AIM OF THE EXERCISE: The expected answer is a bare count of the lines in the data below that contain "screenshot".

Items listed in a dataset
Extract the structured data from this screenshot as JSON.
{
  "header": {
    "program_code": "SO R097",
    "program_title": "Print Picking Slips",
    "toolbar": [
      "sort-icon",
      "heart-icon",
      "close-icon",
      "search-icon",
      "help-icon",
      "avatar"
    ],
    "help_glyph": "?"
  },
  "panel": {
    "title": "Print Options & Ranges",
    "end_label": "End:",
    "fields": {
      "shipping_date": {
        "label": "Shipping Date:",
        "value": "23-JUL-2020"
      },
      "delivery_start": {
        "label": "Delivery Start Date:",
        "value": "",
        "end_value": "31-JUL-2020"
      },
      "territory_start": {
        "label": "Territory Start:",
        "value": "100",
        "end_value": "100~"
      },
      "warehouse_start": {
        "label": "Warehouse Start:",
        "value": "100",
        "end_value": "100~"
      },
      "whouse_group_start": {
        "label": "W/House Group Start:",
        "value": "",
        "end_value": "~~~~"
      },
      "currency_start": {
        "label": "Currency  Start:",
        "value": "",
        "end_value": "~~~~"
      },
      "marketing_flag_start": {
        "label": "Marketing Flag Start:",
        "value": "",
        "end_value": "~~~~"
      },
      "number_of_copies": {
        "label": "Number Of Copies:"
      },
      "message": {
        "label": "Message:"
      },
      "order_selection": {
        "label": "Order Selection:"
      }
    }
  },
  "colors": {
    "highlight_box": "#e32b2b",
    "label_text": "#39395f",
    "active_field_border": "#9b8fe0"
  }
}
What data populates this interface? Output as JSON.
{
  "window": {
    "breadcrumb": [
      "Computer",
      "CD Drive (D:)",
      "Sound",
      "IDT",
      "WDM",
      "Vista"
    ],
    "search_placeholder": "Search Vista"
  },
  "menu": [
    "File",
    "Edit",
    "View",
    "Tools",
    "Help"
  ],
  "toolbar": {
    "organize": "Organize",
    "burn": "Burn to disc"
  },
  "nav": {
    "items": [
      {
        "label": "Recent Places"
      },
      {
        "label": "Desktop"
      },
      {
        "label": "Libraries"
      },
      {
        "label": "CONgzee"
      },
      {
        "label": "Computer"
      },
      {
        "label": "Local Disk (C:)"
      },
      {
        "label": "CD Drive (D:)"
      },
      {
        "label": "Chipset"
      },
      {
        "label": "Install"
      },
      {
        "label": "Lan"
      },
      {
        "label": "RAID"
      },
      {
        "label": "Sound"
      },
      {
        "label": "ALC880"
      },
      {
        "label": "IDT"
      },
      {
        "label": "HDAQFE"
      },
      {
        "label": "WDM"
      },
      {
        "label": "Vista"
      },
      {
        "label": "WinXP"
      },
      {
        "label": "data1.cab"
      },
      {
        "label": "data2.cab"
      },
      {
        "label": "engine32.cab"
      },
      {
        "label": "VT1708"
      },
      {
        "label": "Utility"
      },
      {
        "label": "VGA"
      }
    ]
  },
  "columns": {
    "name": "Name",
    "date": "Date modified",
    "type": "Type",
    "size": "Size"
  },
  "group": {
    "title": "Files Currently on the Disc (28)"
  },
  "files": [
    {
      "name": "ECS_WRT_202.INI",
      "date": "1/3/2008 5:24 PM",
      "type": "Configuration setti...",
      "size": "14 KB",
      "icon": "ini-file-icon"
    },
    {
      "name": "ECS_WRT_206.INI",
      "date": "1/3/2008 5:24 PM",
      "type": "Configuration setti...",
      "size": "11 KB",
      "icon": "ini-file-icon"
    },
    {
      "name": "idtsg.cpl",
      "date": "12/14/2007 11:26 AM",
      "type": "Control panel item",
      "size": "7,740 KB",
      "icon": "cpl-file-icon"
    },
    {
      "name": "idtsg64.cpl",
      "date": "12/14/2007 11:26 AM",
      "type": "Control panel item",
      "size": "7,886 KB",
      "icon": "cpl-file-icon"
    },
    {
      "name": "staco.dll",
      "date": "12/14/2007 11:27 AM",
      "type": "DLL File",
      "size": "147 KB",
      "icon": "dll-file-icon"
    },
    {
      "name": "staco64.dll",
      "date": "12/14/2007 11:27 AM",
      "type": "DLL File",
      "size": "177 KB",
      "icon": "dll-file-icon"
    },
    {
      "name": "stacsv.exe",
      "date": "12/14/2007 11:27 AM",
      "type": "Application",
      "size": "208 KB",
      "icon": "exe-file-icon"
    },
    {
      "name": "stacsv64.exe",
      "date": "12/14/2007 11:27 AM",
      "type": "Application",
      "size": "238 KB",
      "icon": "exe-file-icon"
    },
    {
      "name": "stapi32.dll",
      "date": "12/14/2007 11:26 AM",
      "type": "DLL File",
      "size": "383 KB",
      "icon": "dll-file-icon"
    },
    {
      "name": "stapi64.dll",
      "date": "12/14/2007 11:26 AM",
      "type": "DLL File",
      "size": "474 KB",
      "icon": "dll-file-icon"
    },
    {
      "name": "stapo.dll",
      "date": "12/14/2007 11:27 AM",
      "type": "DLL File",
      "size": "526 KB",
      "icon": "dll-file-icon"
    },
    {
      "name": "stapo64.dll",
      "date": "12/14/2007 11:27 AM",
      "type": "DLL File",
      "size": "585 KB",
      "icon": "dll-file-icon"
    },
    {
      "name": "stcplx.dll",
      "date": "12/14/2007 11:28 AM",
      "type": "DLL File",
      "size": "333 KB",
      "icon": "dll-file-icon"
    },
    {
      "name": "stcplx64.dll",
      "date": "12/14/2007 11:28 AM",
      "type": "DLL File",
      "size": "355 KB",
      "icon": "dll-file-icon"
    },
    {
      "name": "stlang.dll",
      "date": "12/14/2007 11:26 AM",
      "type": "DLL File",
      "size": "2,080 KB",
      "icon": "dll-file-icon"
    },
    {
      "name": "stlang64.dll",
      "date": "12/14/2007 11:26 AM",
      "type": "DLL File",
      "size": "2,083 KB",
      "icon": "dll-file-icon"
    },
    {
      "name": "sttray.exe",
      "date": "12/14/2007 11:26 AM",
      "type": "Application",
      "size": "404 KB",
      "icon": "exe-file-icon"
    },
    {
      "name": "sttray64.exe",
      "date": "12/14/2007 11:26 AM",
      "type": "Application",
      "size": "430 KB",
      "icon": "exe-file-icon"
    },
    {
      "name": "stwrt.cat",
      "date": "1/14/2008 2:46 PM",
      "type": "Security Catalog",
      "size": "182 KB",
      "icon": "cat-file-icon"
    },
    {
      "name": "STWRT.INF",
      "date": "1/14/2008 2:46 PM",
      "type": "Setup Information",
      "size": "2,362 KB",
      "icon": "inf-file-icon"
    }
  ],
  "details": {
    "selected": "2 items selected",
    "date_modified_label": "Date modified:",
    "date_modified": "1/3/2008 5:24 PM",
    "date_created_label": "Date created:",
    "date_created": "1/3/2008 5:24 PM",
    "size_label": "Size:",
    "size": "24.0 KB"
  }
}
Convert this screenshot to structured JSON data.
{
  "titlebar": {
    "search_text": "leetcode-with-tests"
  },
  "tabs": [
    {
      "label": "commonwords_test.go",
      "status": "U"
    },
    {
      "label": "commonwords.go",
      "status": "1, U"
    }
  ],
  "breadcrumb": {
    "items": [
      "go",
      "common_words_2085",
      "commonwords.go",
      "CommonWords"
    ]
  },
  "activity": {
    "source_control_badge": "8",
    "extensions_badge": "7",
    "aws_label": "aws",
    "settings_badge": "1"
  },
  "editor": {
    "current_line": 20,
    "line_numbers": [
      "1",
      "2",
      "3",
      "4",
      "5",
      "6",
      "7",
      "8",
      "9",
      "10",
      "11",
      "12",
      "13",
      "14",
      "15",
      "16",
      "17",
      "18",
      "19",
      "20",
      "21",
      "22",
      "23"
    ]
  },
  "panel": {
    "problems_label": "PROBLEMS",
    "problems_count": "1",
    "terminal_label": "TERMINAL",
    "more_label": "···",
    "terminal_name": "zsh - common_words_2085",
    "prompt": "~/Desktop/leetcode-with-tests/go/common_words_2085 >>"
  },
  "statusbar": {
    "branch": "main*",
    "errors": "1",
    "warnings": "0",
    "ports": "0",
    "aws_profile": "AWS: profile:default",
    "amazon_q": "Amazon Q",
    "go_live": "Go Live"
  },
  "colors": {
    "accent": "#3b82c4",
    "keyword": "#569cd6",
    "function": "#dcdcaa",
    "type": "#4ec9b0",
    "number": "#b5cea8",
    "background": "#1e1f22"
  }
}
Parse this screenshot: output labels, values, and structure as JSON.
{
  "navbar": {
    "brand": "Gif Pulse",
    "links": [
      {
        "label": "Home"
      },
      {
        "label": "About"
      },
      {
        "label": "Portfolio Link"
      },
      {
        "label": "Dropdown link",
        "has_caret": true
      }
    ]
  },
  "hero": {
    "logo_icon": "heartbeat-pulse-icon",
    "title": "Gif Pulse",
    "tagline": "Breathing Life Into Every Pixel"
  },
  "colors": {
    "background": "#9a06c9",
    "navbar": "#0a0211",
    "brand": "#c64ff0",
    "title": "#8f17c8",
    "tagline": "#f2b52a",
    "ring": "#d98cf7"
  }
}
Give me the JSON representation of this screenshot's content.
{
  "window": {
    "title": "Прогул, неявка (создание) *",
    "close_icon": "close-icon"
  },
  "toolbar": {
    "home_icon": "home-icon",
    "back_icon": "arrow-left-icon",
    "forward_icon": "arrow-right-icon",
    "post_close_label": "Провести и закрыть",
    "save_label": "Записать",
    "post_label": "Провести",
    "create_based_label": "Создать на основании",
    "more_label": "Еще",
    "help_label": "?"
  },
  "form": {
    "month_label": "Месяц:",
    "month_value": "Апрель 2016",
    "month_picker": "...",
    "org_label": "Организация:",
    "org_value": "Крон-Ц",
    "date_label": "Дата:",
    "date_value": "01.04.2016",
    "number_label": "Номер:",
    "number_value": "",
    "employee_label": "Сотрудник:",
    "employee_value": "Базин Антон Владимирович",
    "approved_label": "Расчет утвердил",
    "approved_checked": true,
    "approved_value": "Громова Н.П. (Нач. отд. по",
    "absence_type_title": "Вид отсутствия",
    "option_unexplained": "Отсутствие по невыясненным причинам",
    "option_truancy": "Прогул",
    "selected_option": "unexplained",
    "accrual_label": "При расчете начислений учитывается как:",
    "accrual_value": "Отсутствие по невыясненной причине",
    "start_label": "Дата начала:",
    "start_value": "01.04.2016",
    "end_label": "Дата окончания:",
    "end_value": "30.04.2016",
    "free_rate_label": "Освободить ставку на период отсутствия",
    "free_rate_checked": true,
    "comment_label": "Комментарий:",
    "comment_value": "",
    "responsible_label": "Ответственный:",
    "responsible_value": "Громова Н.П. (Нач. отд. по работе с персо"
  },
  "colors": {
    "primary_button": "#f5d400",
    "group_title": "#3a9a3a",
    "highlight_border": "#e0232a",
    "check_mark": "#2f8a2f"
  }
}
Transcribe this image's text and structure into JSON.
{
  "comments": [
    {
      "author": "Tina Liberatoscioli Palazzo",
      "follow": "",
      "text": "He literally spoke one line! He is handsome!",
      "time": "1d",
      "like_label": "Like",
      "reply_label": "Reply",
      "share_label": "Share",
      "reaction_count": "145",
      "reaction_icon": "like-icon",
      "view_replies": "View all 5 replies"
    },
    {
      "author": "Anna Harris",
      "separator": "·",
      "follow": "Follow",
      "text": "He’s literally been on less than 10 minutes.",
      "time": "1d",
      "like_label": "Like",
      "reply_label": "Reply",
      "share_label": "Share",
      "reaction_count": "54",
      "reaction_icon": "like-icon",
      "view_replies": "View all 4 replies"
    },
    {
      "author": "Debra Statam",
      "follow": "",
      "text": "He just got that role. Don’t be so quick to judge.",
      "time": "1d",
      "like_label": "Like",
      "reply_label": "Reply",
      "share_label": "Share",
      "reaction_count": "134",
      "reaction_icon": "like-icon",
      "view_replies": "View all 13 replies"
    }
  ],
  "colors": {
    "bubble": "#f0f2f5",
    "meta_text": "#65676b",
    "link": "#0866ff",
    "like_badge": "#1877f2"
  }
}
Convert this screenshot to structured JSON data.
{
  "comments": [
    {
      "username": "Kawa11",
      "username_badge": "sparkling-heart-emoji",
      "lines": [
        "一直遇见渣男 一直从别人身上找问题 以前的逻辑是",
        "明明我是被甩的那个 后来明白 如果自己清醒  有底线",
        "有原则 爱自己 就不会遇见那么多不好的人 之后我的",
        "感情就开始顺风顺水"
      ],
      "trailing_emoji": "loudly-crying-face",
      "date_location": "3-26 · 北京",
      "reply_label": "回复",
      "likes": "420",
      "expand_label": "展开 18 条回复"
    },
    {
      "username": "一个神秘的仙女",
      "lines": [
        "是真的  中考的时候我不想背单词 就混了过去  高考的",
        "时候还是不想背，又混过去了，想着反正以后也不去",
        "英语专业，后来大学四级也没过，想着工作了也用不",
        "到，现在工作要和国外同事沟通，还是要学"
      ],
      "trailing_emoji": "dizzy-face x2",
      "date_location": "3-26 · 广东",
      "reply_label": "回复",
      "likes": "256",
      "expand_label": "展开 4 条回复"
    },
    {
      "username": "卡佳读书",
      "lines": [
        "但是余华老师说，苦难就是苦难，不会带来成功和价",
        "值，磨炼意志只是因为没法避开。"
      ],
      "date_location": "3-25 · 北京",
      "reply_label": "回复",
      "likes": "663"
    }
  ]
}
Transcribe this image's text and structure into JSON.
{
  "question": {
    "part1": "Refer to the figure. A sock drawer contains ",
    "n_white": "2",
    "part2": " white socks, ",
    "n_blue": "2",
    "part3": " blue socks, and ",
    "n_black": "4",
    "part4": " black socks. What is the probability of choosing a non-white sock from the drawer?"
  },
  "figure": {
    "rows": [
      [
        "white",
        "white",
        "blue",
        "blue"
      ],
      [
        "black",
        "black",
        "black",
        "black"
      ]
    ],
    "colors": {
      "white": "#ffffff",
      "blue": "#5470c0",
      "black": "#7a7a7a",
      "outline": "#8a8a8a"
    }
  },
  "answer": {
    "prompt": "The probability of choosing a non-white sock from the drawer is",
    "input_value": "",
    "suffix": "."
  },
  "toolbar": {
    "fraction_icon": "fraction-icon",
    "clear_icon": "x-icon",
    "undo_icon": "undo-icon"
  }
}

RESPONSE BELOW: 5